  • Simulate a complete AZ failure (particularly where ephemeral instances are used)
  • Allows you to test how your application will respond (we assume you’ll run some traffic through during the simulated outage).
  • Measures recovery time for primary region after it becomes available again
    • All instances replaced or rebuilt from secondary DC
    • A repair would (likely) be required to catch up on writes missed during the outage.  

Scenario 3: Accidental/Malicious Delete, Data Corruption, etc.

For these scenarios, typically a partial data restore is required.  The recovery method, as well as the amount of data that can be recovered, will invariably depend on the nature of the data loss. You should contact [email protected] as soon as possible for expert advice. 

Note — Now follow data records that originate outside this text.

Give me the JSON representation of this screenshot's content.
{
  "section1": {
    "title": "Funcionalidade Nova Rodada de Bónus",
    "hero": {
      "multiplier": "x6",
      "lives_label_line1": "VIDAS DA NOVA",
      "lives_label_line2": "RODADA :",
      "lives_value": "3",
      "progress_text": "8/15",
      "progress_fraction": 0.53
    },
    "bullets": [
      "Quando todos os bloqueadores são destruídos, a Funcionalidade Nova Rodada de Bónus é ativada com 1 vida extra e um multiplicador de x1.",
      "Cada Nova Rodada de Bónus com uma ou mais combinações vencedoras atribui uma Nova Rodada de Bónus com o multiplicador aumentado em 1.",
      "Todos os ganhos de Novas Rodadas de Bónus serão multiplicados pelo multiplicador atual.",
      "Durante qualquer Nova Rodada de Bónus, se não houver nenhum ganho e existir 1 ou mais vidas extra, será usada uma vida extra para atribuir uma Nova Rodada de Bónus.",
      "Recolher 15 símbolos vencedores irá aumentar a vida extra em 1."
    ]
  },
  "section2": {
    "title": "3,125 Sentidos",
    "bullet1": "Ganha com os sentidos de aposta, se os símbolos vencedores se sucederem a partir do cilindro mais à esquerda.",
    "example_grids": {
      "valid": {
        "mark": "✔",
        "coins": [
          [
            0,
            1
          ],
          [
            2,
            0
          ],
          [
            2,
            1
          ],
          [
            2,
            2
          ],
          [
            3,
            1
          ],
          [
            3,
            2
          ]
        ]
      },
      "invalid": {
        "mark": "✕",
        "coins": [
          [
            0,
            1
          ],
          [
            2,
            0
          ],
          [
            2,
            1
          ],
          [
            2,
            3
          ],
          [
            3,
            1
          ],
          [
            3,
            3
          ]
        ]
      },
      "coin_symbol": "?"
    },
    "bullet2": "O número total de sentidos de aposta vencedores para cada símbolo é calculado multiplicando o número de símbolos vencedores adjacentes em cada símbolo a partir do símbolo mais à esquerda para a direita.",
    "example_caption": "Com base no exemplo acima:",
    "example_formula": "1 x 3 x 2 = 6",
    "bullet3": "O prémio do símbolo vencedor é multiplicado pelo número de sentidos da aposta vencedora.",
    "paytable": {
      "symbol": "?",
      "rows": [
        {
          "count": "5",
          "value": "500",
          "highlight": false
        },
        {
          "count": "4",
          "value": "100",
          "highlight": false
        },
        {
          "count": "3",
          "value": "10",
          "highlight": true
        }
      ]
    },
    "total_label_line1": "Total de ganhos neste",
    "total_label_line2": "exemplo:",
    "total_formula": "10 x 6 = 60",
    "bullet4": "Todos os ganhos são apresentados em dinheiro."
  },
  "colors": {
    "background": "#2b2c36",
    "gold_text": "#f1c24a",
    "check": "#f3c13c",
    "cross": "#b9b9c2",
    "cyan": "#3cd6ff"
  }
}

We have extensive experience in complex data recovery scenarios.

Case Study: Accidentally Dropped Table

Problem: Human error caused a production table to be accidentally dropped. 

Solution: Instaclustr TechOps was able to quickly reinstate the table data from the snapshots stored on disk. 

Recovery time: Less than one hour. 

Case Study: Data Corruption Caused by Cluster Overload

Problem: Unthrottled data loads caused SSTable corruption on disk and cluster outage. 

Solution: Combination of online and offline SSTable scrubs. Some data was also able to be recovered from recent backups.  A standalone instance was used to complete some scrubs and data recovery, in order to parallelise the work and reduce impact to live prod clusters.

Recovery time: Approximately 90% of the data was available within the same business day. Several weeks to recover the remainder. A small percentage of data was not able to be recovered.


In this post, we discussed common failure scenarios within Apache Cassandra, their respective causes and recovery solutions, as well as other nuances involved. Instaclustr has invested the time and effort to gain industry-leading, expert knowledge on the best practices for Cassandra. We are the open source experts when it comes to architecting the right solution to protecting and managing your data within Cassandra. 

Have more questions on Cassandra disaster recovery and other best practices? Reach out to schedule a consultation with one of our experts. Or, sign up for a free trial to get started with Cassandra right away.